What Is Class Talk?
Many teachers and parents are concerned about their child’s talking habits in the classroom. They worry that too much chat is a sign of low interest or motivation and can interfere with learning. They also fear that it will be a source of trouble or cause discipline problems.
It is difficult for teachers to know exactly what is considered too much talk or too little chat in a classroom. But what we know is that too much talk in the classroom has a negative impact on students’ academic performance.
One way to reduce the volume of students’ talking is to tell them what it means to be quiet in the classroom before every change in activity. Explain to them that when you do group work, they should be able to talk with each other without disrupting the task at hand, but when you do independent work, no talking is allowed.
Another way to address student chat is by creating a document with mutually agreed-upon rules for the classroom. This helps to build trust in the classroom, and it will make it easier for you to remind students of those rules.
Create Conversation Roles
When your students are preparing for a group work or discussion, provide them with talking guidelines, roles, and tools. This might include sentence stems, which are starting phrases that help them complete their thoughts in a full sentence. They can use these when they’re talking to partners, or even when they’re sharing their own ideas.

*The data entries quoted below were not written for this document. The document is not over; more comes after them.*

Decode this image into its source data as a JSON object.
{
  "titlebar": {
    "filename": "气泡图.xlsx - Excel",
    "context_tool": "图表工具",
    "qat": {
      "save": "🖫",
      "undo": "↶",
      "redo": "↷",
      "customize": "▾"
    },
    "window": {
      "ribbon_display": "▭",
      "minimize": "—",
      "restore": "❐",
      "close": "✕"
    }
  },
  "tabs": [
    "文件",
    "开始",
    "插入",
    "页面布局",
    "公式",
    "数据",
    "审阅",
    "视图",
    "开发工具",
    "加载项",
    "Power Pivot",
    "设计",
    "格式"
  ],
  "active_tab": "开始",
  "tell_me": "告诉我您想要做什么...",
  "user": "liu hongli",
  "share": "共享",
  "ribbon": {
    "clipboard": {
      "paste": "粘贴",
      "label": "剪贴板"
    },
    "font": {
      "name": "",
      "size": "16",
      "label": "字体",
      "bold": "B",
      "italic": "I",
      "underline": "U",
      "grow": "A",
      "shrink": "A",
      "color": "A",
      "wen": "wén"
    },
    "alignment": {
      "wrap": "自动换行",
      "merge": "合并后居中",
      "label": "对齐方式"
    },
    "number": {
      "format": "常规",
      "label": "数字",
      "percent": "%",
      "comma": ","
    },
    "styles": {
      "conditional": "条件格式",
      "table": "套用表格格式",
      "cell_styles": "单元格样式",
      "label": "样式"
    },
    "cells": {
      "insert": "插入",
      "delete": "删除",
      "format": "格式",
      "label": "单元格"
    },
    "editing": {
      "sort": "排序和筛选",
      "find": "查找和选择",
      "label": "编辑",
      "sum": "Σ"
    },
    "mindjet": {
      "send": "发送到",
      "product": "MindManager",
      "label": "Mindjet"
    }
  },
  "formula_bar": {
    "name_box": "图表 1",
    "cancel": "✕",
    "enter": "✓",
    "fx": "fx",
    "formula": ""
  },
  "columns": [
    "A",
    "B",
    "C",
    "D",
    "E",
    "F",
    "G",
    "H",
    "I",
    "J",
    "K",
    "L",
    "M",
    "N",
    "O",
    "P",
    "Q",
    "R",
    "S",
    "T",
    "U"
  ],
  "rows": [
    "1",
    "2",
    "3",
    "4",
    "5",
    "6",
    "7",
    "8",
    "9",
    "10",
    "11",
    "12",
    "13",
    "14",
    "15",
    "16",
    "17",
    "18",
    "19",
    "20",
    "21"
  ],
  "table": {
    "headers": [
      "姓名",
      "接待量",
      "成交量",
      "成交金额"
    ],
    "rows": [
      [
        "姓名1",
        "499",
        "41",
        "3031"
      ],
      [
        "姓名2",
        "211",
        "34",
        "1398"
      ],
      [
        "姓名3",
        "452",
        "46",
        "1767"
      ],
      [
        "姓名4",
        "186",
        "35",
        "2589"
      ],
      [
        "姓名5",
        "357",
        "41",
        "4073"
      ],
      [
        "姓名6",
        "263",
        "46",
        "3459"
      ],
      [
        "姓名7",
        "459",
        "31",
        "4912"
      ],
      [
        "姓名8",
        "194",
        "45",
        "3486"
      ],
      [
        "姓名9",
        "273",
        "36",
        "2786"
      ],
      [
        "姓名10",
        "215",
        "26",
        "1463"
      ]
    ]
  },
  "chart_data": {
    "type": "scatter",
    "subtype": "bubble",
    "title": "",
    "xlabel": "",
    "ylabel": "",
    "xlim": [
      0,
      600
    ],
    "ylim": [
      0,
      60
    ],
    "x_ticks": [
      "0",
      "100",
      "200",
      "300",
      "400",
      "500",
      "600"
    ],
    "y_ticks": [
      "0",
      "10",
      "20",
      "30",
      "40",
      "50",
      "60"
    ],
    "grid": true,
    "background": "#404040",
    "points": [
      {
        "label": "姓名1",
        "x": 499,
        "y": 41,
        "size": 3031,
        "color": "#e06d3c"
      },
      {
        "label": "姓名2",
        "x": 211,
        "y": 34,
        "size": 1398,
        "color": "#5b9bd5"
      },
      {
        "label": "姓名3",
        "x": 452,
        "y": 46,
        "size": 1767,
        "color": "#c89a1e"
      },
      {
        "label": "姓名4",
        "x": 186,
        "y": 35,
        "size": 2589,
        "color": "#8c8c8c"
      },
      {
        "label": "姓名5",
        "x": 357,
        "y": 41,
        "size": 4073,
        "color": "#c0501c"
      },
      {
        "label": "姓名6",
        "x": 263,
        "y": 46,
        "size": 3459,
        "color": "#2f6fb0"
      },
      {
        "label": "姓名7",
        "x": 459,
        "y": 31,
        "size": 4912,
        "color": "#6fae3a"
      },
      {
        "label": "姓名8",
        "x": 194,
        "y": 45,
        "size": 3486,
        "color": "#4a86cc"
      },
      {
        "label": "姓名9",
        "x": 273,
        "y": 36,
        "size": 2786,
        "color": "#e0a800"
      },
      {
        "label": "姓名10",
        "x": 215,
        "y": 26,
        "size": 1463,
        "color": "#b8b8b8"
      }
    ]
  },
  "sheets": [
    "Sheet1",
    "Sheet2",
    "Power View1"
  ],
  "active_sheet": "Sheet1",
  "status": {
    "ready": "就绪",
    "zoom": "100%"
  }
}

This is especially important for students who may have difficulty forming their thoughts in full sentences, or who might not understand how to talk about their learning in an effective manner. Providing students with these guidelines and tools can also help to create an environment that is conducive to conversation, says Amy Gaunt, a teacher at School 21 in San Diego.
Using visuals can also be helpful in organizing conversations and identifying the role that a student plays, according to School 21 teachers. For example, in a math lesson about time measurements, teachers put images of different measurement scales on a chart with sentence stems that partners can use to discuss the information.
In a history class, they have students read an article about Ancient Greece and use Ghost Reading, a tool that lets them talk about a text in groups of three, says Gaunt. She also uses Talk Tasks, structured activities that allow students to talk about their learning within a specific lesson.
Asking more questions during lessons has a positive impact on how students learn, educators say. Research shows that asking open-ended questions can engage and inspire students, and it can boost their test scores.
It’s important for teachers to plan their lessons around this strategy, and to have a good understanding of what kinds of questions students might want to answer. This will allow them to prepare for the right questions and make sure they aren’t wasting their time on irrelevant topics or answers.